I use bacon sometimes, but I much prefer salt pork. Sometimes I brown it in the pot before adding the beef (whether ground or in chunks); sometimes I dump it in the pot with the beans as they boil (I normally use dried beans, rehydrated overnight).

I also make my own chili powder: paprika, dried oregano, basil, granulated garlic, cumin seed (ground and whole), and cayenne pepper. Tastes just like Carroll Shelby’s or Brown Bag.
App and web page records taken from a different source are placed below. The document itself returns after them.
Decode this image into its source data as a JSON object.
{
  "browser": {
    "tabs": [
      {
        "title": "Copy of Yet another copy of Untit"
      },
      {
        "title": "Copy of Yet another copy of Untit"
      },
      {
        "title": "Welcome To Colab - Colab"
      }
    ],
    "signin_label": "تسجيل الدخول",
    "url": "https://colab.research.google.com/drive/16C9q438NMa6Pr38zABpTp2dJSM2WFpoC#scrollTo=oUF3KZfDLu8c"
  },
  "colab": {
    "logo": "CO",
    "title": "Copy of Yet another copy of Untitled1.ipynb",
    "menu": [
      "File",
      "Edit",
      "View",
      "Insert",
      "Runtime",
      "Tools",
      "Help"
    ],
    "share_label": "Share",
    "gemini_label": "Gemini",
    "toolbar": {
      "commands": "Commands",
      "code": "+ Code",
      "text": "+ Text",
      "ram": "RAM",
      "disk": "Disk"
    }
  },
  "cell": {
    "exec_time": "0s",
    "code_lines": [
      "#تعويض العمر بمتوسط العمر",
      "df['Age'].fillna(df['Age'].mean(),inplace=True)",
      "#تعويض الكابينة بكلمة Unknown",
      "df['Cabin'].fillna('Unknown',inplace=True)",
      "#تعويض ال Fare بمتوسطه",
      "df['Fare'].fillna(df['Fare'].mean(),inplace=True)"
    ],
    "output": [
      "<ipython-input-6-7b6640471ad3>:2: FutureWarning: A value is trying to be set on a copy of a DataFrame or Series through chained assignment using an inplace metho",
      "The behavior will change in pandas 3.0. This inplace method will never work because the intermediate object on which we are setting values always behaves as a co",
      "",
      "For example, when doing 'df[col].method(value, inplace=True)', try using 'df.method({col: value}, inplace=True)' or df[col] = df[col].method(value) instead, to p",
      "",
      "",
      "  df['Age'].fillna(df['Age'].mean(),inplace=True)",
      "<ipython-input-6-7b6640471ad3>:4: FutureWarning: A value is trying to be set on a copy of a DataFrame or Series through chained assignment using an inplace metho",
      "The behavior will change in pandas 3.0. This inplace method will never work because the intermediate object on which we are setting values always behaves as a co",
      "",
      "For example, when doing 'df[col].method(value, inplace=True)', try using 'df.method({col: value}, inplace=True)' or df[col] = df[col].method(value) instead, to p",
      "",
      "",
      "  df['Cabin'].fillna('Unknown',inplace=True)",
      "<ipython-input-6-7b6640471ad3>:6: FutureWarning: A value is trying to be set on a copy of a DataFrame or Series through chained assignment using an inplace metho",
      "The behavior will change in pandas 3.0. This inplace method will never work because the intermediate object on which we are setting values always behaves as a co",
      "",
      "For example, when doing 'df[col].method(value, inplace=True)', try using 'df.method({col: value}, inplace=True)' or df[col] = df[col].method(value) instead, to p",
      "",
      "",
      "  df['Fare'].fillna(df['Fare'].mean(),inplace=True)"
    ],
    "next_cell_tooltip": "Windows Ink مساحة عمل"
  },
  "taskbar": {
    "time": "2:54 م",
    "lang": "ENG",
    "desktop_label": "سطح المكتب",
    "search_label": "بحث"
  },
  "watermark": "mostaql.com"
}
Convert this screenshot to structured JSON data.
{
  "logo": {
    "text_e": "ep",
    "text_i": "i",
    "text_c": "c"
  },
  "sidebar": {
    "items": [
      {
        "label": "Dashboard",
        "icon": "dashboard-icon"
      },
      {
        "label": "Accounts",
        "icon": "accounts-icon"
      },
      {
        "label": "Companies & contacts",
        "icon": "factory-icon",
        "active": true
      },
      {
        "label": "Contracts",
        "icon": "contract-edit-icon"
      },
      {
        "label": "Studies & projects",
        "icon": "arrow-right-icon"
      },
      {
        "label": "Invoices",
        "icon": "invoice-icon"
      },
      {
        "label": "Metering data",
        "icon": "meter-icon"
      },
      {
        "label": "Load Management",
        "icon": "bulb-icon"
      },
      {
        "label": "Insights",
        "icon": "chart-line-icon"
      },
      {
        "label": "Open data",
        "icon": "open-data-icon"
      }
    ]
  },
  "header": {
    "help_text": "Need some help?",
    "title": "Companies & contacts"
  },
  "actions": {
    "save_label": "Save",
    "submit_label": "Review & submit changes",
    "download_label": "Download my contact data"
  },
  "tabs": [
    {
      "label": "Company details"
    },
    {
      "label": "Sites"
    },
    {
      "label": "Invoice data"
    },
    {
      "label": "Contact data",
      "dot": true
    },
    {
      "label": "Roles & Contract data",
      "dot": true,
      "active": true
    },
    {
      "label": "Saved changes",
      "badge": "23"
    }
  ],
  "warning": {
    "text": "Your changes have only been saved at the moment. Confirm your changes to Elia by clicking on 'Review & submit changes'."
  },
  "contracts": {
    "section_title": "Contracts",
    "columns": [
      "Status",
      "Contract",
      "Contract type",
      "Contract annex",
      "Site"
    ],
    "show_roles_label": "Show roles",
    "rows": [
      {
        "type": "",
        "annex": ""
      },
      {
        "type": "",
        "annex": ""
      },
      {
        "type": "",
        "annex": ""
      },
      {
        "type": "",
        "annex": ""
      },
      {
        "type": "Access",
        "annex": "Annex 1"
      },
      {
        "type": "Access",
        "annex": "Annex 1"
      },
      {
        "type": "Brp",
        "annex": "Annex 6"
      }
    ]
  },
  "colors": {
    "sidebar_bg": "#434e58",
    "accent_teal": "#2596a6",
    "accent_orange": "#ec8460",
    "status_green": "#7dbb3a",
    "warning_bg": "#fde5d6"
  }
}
I agree that something else needs to be added to the chile spice mix for heat. Anchos are great for fruitiness and depth, pasillas and guajillos for earthiness and a little bit of heat, but to really add sharpness, you need some arbol, cayenne, pequin, or even habs. (If you like a little smokiness, you can some chipotle/morita peppers, too.) Also, it helps to bloom your spices in hot oil before adding your liquid. Just make sure you have enough oil left in the pan after browning your beef, turn the heat to low or take it off the burner (you do not want to burn chile peppers), dump your spice mix into the oil, swirl it around for about 30 seconds to a minute until it’s fragrant, then proceed as usual.

And I’d say start at somewhere around two tablespoons chili powder (that includes any other spices in the mix, not just the powdered chiles) per pound of meat. If it’s not hot enough for you, I’d vary up the types of pepper being used rather than adding much more.

Are you using chuck?
Careful adding beer, too hoppy a beer will only add to the bitterness.

That’s closer to right… but a tad low. Probably more like 1/3-1/2 cup is more appropriate.

(I’m basing this on my dentist’s chili recipe, since he’s a 2-time Terlingua chili cookoff champ)

Either way, a full cup is way too high, especially if it’s just the chiles.

I used this recipe, which calls for ‘1 cup ground chile pods’. It didn’t say whether that’s a cup of chile pods before, or after grinding. I assumed the latter.

I haven’t used guajillo chiles before, and I didn’t see anything about how spicy they are. The SO does not like spice heat as much as I do, and I didn’t want to overdo it. I think it definitely needs some serranos in it. As it is, it tastes a lot like the Mexican version I’ve made before.

I assume the latter as well. Wow, that’s a lot.